In the past few years Mexico has made great strides toward its goal of universal health care coverage. As Mexico tackles making health care accessible to all its citizens, expats and visitors are attracted by the variety and affordable costs of medical services and prescription drugs in Mexico. Some retire to Mexico to enjoy a more laid-back lifestyle while taking advantage of the affordable health care, and others travel to the country specifically for medical treatments.
Mexico’s health care system is made up of three tiers. Those who have the means to pay for private insurance may do so, or enjoy private medical care on a pay-as-you-go basis. Salaried workers are covered by IMSS (Instituto Mexicano del Seguro Social), Mexico’s government-run social security institute; retired people and the self-employed may also enroll in IMSS for an annual fee, and many expats living in Mexico are enrolled. A decade ago, the rest of the population, nearly half of Mexico’s 110 million inhabitants, had no health care insurance. Those not covered by other health services may now sign up for and receive health care through a program known as Seguro Popular.
Private Care and Alternative Treatments
Mexico has an extensive system of private clinics and hospitals with modern facilities, well-trained physicians, and equipped with the latest in medical technology. Private medical care in Mexico is available at a fraction of the cost of the same procedures in the US, and does not require long waits. A consultation with a general practitioner runs about 500 pesos (less than $50 USD), specialists may charge a few hundred pesos more.
An excellent low-cost option available to all is offered by Farmacias Similares, a chain of drug stores selling generic drugs: most have a clinic with in-house doctor offering consultations for just 30 pesos. Here patients are attended to, often by recent med-school graduates, and the generic drugs prescribed are a fraction of the already low cost of brand name drugs.
For under $300 USD a year, Mexican residents who are not enrolled in the Seguro Social system through their place of work can sign up for coverage independently. The cost varies according to the age of the insured person. Some pre-existing conditions are not covered in the first two years, but otherwise consultations, preventative checkups, procedures, hospital stays and prescription medications are covered.
Seguro Popular “popular insurance” was launched in 2003 with the goal of providing universal health care coverage. The poorest were enrolled first, with coverage gradually extending to all of those not covered by other types of health insurance. Seguro Popular offers access to over 250 medical interventions and the respective medications at Centros de Salud and public hospitals throughout the country. Seguro Popular also covers several specific costly interventions, such as treatment for cancer in children, HIV/AIDS, cervical and breast cancer. According to Mexico’s Ministry of Health, over 90% of Mexico’s population is now covered, and Mexico is on track for universal health coverage by 2012.
Traditional Medicine and Alternative Therapies
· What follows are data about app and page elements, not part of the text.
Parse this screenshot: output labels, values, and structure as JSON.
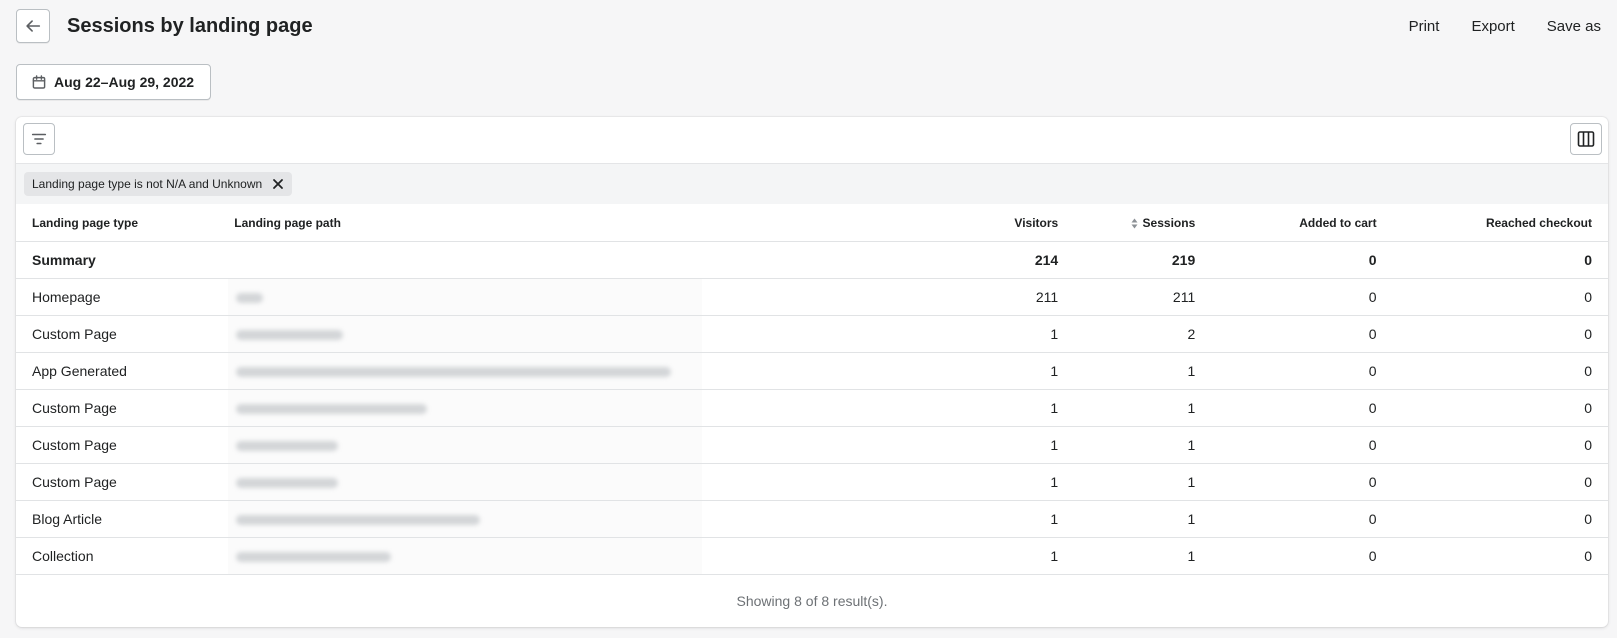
{
  "header": {
    "title": "Sessions by landing page",
    "actions": {
      "print": "Print",
      "export": "Export",
      "save_as": "Save as"
    }
  },
  "date_range": "Aug 22–Aug 29, 2022",
  "filter_chip": "Landing page type is not N/A and Unknown",
  "table": {
    "columns": [
      "Landing page type",
      "Landing page path",
      "Visitors",
      "Sessions",
      "Added to cart",
      "Reached checkout"
    ],
    "summary": {
      "label": "Summary",
      "visitors": "214",
      "sessions": "219",
      "added_to_cart": "0",
      "reached_checkout": "0"
    },
    "rows": [
      {
        "type": "Homepage",
        "visitors": "211",
        "sessions": "211",
        "added_to_cart": "0",
        "reached_checkout": "0",
        "path_redacted": 0.06
      },
      {
        "type": "Custom Page",
        "visitors": "1",
        "sessions": "2",
        "added_to_cart": "0",
        "reached_checkout": "0",
        "path_redacted": 0.24
      },
      {
        "type": "App Generated",
        "visitors": "1",
        "sessions": "1",
        "added_to_cart": "0",
        "reached_checkout": "0",
        "path_redacted": 0.98
      },
      {
        "type": "Custom Page",
        "visitors": "1",
        "sessions": "1",
        "added_to_cart": "0",
        "reached_checkout": "0",
        "path_redacted": 0.43
      },
      {
        "type": "Custom Page",
        "visitors": "1",
        "sessions": "1",
        "added_to_cart": "0",
        "reached_checkout": "0",
        "path_redacted": 0.23
      },
      {
        "type": "Custom Page",
        "visitors": "1",
        "sessions": "1",
        "added_to_cart": "0",
        "reached_checkout": "0",
        "path_redacted": 0.23
      },
      {
        "type": "Blog Article",
        "visitors": "1",
        "sessions": "1",
        "added_to_cart": "0",
        "reached_checkout": "0",
        "path_redacted": 0.55
      },
      {
        "type": "Collection",
        "visitors": "1",
        "sessions": "1",
        "added_to_cart": "0",
        "reached_checkout": "0",
        "path_redacted": 0.35
      }
    ]
  },
  "footer": "Showing 8 of 8 result(s).",
  "icons": [
    "arrow-left-icon",
    "calendar-icon",
    "filter-icon",
    "columns-icon",
    "close-icon",
    "sort-icon"
  ]
}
Traditional medicine and alternative therapies are widely available in Mexico. Traditional medicine practitioners, whether known as curanderos, hueseros, parteras, or chamanes, in many cases come from a long line of healers who have passed down their knowledge of medicinal plants and herbs. Mexico is one of the most biodiverse countries in the world and it is extremely likely that there are many plants with healing properties which have not yet been recognized by modern medicine, but have been in use by native healers for generations. Alternative therapies have a wide appeal, whether used in conjunction with allopathic medicine or alone, and Mexico is an excellent location for trying out traditional treatments such as undergoing a “limpia” (ritual cleansing), a temazcal steam bath, or healing massage.
It’s no surprise that with the wide array of health care options in Mexico, and taking into account its low cost, that increasing numbers of people from the U.S. and Canada are traveling to Mexico where they know they can receive high quality medical care at affordable prices. Clinics catering to medical tourists have sprung up along the U.S. border in places like Tijuana and Algodones, and in popular destinations such as Guadalajara and Cancun. Many of these clinics also provide travel assistance and concierge service to aid patients in their travel plans. Whether for dental work, cosmetic surgery or other procedures, Mexico presents a viable option for those seeking affordable, quality health care.
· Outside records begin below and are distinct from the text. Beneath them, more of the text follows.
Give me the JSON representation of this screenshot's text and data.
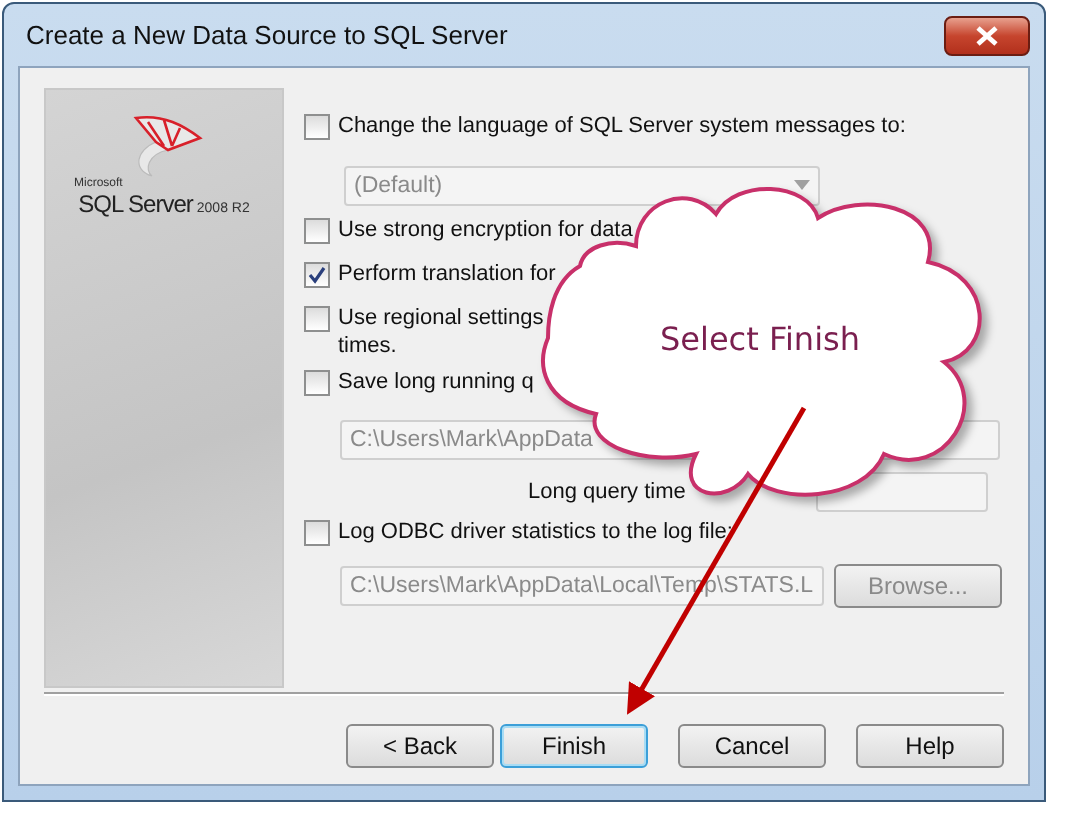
{
  "window": {
    "title": "Create a New Data Source to SQL Server"
  },
  "logo": {
    "maker": "Microsoft",
    "product": "SQL Server",
    "version": "2008 R2"
  },
  "options": [
    {
      "kind": "checkbox",
      "label": "Change the language of SQL Server system messages to:",
      "checked": false
    },
    {
      "kind": "dropdown",
      "value": "(Default)",
      "disabled": true
    },
    {
      "kind": "checkbox",
      "label": "Use strong encryption for data",
      "checked": false
    },
    {
      "kind": "checkbox",
      "label": "Perform translation for",
      "checked": true
    },
    {
      "kind": "checkbox",
      "label": "Use regional settings",
      "continuation": "times.",
      "checked": false
    },
    {
      "kind": "checkbox",
      "label": "Save long running q",
      "checked": false
    },
    {
      "kind": "path",
      "value": "C:\\Users\\Mark\\AppData",
      "disabled": true
    },
    {
      "kind": "labeled_field",
      "label": "Long query time",
      "disabled": true
    },
    {
      "kind": "checkbox",
      "label": "Log ODBC driver statistics to the log file:",
      "checked": false
    },
    {
      "kind": "path_browse",
      "value": "C:\\Users\\Mark\\AppData\\Local\\Temp\\STATS.L",
      "button": "Browse...",
      "disabled": true
    }
  ],
  "buttons": [
    {
      "label": "< Back",
      "focused": false
    },
    {
      "label": "Finish",
      "focused": true
    },
    {
      "label": "Cancel",
      "focused": false
    },
    {
      "label": "Help",
      "focused": false
    }
  ],
  "callout": {
    "text": "Select Finish"
  }
}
For a humorous look at expats seeking out Mexico’s affordable health care options, watch this clip from the Daily Show:
Marca País – Imagen de México, is a joint public and private sector initiative designed to help promote Mexico as a global business partner and an unrivaled tourist destination. This program is designed to shine a light on the Mexico that its people experience every day. Disclosure: I am being compensated for my work in creating content as a Contributor for the México Today Program. All stories, opinions and passion for all things México shared here are completely my own. Visit Mexico Today on Facebook and Twitter.